Your assignment:
From first line to last, retype the data exactly.

[Items from an interface collection]
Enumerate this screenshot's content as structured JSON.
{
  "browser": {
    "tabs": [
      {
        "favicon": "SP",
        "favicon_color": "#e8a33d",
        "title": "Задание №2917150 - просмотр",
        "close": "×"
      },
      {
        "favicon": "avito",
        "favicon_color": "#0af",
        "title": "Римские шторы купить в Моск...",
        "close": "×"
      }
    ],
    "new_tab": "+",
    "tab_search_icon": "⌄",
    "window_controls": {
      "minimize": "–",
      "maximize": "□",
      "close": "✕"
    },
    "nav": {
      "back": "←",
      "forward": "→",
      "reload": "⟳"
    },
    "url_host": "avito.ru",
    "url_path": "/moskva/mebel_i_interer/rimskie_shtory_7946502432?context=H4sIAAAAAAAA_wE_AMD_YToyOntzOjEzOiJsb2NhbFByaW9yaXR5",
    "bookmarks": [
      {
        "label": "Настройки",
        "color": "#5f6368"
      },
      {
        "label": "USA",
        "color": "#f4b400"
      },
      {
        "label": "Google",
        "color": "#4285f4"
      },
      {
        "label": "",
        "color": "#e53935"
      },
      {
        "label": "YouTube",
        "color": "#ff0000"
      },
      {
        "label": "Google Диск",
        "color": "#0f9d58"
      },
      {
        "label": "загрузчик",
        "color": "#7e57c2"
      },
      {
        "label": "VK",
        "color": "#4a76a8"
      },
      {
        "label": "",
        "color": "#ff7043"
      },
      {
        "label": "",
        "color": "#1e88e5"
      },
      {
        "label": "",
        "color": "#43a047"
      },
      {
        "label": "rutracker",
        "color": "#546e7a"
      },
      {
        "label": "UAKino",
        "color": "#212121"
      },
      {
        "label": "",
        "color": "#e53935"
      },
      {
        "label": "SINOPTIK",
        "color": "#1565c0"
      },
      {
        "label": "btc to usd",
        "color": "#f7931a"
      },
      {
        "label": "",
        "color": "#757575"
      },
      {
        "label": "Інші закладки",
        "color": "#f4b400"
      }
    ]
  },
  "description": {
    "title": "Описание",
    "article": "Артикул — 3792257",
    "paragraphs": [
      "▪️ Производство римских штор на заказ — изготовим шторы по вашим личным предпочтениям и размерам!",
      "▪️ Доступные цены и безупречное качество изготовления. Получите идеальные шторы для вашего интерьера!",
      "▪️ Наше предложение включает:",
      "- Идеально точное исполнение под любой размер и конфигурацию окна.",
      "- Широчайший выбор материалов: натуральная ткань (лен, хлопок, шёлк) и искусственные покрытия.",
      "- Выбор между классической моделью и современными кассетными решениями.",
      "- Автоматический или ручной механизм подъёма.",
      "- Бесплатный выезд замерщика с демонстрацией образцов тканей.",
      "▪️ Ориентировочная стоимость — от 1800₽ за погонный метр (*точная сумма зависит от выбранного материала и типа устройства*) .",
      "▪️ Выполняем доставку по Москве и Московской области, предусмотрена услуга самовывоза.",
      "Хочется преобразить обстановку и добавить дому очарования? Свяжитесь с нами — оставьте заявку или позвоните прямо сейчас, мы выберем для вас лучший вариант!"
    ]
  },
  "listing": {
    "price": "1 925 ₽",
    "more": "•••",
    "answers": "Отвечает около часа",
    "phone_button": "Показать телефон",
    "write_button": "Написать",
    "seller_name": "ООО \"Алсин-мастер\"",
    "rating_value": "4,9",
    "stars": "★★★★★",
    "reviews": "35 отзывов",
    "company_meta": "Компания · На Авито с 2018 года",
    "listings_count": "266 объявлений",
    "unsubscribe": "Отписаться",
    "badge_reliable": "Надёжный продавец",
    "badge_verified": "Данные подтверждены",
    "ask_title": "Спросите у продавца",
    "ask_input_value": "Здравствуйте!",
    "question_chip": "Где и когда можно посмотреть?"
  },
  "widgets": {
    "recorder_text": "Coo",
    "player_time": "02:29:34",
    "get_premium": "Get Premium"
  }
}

Result of the task:
Enumerate this screenshot's content as structured JSON.
{
  "browser": {
    "tabs": [
      {
        "favicon": "SP",
        "favicon_color": "#e8a33d",
        "title": "Задание №2917150 - просмотр",
        "close": "×"
      },
      {
        "favicon": "avito",
        "favicon_color": "#0af",
        "title": "Римские шторы купить в Моск...",
        "close": "×"
      }
    ],
    "new_tab": "+",
    "tab_search_icon": "⌄",
    "window_controls": {
      "minimize": "–",
      "maximize": "□",
      "close": "✕"
    },
    "nav": {
      "back": "←",
      "forward": "→",
      "reload": "⟳"
    },
    "url_host": "avito.ru",
    "url_path": "/moskva/mebel_i_interer/rimskie_shtory_7946502432?context=H4sIAAAAAAAA_wE_AMD_YToyOntzOjEzOiJsb2NhbFByaW9yaXR5",
    "bookmarks": [
      {
        "label": "Настройки",
        "color": "#5f6368"
      },
      {
        "label": "USA",
        "color": "#f4b400"
      },
      {
        "label": "Google",
        "color": "#4285f4"
      },
      {
        "label": "",
        "color": "#e53935"
      },
      {
        "label": "YouTube",
        "color": "#ff0000"
      },
      {
        "label": "Google Диск",
        "color": "#0f9d58"
      },
      {
        "label": "загрузчик",
        "color": "#7e57c2"
      },
      {
        "label": "VK",
        "color": "#4a76a8"
      },
      {
        "label": "",
        "color": "#ff7043"
      },
      {
        "label": "",
        "color": "#1e88e5"
      },
      {
        "label": "",
        "color": "#43a047"
      },
      {
        "label": "rutracker",
        "color": "#546e7a"
      },
      {
        "label": "UAKino",
        "color": "#212121"
      },
      {
        "label": "",
        "color": "#e53935"
      },
      {
        "label": "SINOPTIK",
        "color": "#1565c0"
      },
      {
        "label": "btc to usd",
        "color": "#f7931a"
      },
      {
        "label": "",
        "color": "#757575"
      },
      {
        "label": "Інші закладки",
        "color": "#f4b400"
      }
    ]
  },
  "description": {
    "title": "Описание",
    "article": "Артикул — 3792257",
    "paragraphs": [
      "▪️ Производство римских штор на заказ — изготовим шторы по вашим личным предпочтениям и размерам!",
      "▪️ Доступные цены и безупречное качество изготовления. Получите идеальные шторы для вашего интерьера!",
      "▪️ Наше предложение включает:",
      "- Идеально точное исполнение под любой размер и конфигурацию окна.",
      "- Широчайший выбор материалов: натуральная ткань (лен, хлопок, шёлк) и искусственные покрытия.",
      "- Выбор между классической моделью и современными кассетными решениями.",
      "- Автоматический или ручной механизм подъёма.",
      "- Бесплатный выезд замерщика с демонстрацией образцов тканей.",
      "▪️ Ориентировочная стоимость — от 1800₽ за погонный метр (*точная сумма зависит от выбранного материала и типа устройства*) .",
      "▪️ Выполняем доставку по Москве и Московской области, предусмотрена услуга самовывоза.",
      "Хочется преобразить обстановку и добавить дому очарования? Свяжитесь с нами — оставьте заявку или позвоните прямо сейчас, мы выберем для вас лучший вариант!"
    ]
  },
  "listing": {
    "price": "1 925 ₽",
    "more": "•••",
    "answers": "Отвечает около часа",
    "phone_button": "Показать телефон",
    "write_button": "Написать",
    "seller_name": "ООО \"Алсин-мастер\"",
    "rating_value": "4,9",
    "stars": "★★★★★",
    "reviews": "35 отзывов",
    "company_meta": "Компания · На Авито с 2018 года",
    "listings_count": "266 объявлений",
    "unsubscribe": "Отписаться",
    "badge_reliable": "Надёжный продавец",
    "badge_verified": "Данные подтверждены",
    "ask_title": "Спросите у продавца",
    "ask_input_value": "Здравствуйте!",
    "question_chip": "Где и когда можно посмотреть?"
  },
  "widgets": {
    "recorder_text": "Coo",
    "player_time": "02:29:34",
    "get_premium": "Get Premium"
  }
}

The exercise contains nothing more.